Wallace agreed with a request by Erick Munoz to have life support removed for his wife, Marlise Munoz. She was 14 weeks pregnant with the couple's second child when her husband found her unconscious Nov. 26, possibly due to a blood clot.
The judge's ruling could give Erick Munoz a long-awaited chance to bury his wife and move forward to care for their son and his relatives. It would also mean the fetus would never be born.
Wallace gave the Fort Worth hospital until 5 p.m. CST (2300 GMT) Monday to remove life support. Labbe declined to elaborate Saturday on what the hospital's next step might be — whether to appeal the judge's order or comply with it. The hospital previously has said it has a legal duty to protect the fetus.
Both the hospital and the family agree that Marlise Munoz meets the criteria to be considered brain-dead — which means she is dead both medically and under Texas law — and that the fetus could not be born alive this early in pregnancy. But while the hospitalsays it has a legal duty to protect the fetus, Munoz contends his wife would not have wanted to be kept in this condition. And his attorneys have said medical records show the fetus is "distinctly abnormal."
The case has raised questions about end-of-life care and whether a pregnant woman who is considered legally and medically dead should be kept on life support for the sake of a fetus. It also has gripped attention on both sides of the abortion debate, with anti-abortion groups arguing Munoz's fetus deserves a chance to be born. Several anti-abortion advocates attended Friday's hearing.
Hospital officials have said they were bound by the Texas Advance Directives Act, which prohibits withdrawal of life-sustaining treatment from a pregnant patient. But in his brief ruling, Wallace said that "Mrs. Munoz is dead," meaning that the hospital was misapplying the law. The ruling did not mention the fetus.

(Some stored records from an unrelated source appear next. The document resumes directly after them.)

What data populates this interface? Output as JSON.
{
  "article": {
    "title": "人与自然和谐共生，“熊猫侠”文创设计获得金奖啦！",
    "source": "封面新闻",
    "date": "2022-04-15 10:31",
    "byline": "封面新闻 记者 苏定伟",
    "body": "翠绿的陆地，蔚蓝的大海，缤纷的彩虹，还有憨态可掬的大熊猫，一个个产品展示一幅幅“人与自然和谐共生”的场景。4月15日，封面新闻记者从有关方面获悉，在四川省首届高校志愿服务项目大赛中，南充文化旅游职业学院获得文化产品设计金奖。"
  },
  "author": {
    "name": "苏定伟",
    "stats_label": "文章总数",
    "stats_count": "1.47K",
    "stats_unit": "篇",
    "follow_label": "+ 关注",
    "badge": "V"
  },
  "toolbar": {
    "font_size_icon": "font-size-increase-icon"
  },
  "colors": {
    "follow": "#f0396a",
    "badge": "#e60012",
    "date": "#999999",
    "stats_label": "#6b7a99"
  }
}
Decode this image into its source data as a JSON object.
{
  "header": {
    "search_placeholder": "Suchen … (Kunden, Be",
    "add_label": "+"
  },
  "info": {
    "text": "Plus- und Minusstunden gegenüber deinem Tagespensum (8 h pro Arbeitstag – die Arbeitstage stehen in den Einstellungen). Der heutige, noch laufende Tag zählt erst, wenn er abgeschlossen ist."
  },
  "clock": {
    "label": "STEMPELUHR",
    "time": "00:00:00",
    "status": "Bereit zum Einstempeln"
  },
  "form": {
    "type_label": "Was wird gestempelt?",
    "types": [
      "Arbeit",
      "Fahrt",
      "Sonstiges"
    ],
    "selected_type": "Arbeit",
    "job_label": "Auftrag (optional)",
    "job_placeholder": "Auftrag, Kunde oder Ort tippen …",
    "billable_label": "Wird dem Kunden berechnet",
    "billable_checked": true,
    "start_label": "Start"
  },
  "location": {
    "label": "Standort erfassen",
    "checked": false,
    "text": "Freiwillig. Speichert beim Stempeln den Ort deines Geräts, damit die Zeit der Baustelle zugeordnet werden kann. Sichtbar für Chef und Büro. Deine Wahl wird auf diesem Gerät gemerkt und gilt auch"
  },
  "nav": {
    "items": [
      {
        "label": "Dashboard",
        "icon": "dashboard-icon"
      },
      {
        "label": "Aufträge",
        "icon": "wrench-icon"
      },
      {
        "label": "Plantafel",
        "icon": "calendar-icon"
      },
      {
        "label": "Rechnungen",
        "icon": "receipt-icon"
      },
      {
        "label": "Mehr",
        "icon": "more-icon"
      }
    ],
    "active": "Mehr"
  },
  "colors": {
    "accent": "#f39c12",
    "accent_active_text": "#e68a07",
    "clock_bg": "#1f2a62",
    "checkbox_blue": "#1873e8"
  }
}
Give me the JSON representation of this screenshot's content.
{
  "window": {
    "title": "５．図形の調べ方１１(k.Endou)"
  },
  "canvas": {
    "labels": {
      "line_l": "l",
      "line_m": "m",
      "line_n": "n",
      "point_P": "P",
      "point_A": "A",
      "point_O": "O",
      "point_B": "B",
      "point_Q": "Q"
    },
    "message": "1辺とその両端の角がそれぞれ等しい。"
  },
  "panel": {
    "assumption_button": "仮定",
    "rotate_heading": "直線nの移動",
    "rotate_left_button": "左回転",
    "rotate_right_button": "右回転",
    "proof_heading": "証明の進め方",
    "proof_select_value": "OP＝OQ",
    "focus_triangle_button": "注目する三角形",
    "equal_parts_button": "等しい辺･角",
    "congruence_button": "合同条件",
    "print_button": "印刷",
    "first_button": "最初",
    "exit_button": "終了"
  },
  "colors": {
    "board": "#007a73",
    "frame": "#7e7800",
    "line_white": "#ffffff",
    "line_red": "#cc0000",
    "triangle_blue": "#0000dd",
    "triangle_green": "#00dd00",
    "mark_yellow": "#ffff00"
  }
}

The hospital has not pronounced her dead and has continued to treat her over the objections of both Erick Munoz and her parents, who sat together in court Friday.
Larry Thompson, a state's attorney representing the public hospital, told the judge Friday that the hospital recognized the Munoz family's pain and rights, but said it had a greater legal responsibility to protect the fetus.
"There is a life involved, and the life is the unborn child," Thompson said.
As Wallace gave his ruling, Erick Munoz embraced his wife's parents and one of his attorneys. Munoz declined to comment as he left court Friday. But he told The Associated Press earlier this month, in a phone interview sitting in the hospital room, that he and his wife were both paramedics who knew they didn't want to stay on life support this way.
Munoz described in a signed affidavit filed Thursday what it was like to see her now: her glassy, "soulless" eyes; and the smell of her perfume replaced by what he knows to be the smell of death. He said he's tried to hold her hand but can't.
"Her limbs have become so stiff and rigid due to her deteriorating condition that now, when I move her hands, her bones crack, and her legs are nothing more than dead weight," Munoz said.
Jessica Hall Janicek and Heather King, Erick Munoz's attorneys, accused the hospital of conducting a "science experiment" and warned of the dangerous precedent her case could set, raising the specter of special ICUs for brain-dead women carrying babies.
"There is an infant, and a dead person serving as a dysfunctional incubator," King told the judge.
King and Janicek did not say what they would do next, pending a potential appeal by thehospital. They did not respond to phone messages left for them on Saturday.
The hospital said in a statement that it "appreciates the potential impact of the consequences of the order on all parties involved" and was deciding whether to appeal.
The hospital argued in a court filing Thursday that there was little evidence of what state lawmakers and courts thought of this issue, but recent laws passed by the Republican-controlled Legislature to restrict abortion made it clear that they wanted to preserve a fetus' rights.
Not much is known about fetal survival when mothers suffer brain death during pregnancy. German doctors who searched for such cases found 30 of them in nearly 30 years, according to an article published in the journal BMC Medicine in 2010.
Those mothers were further along in pregnancy — 22 weeks on average — when brain death occurred than in the Texas case. Birth results were available for 19 cases. In 12, a viable child was born. Follow-up results were available for six, all of whom developed normally.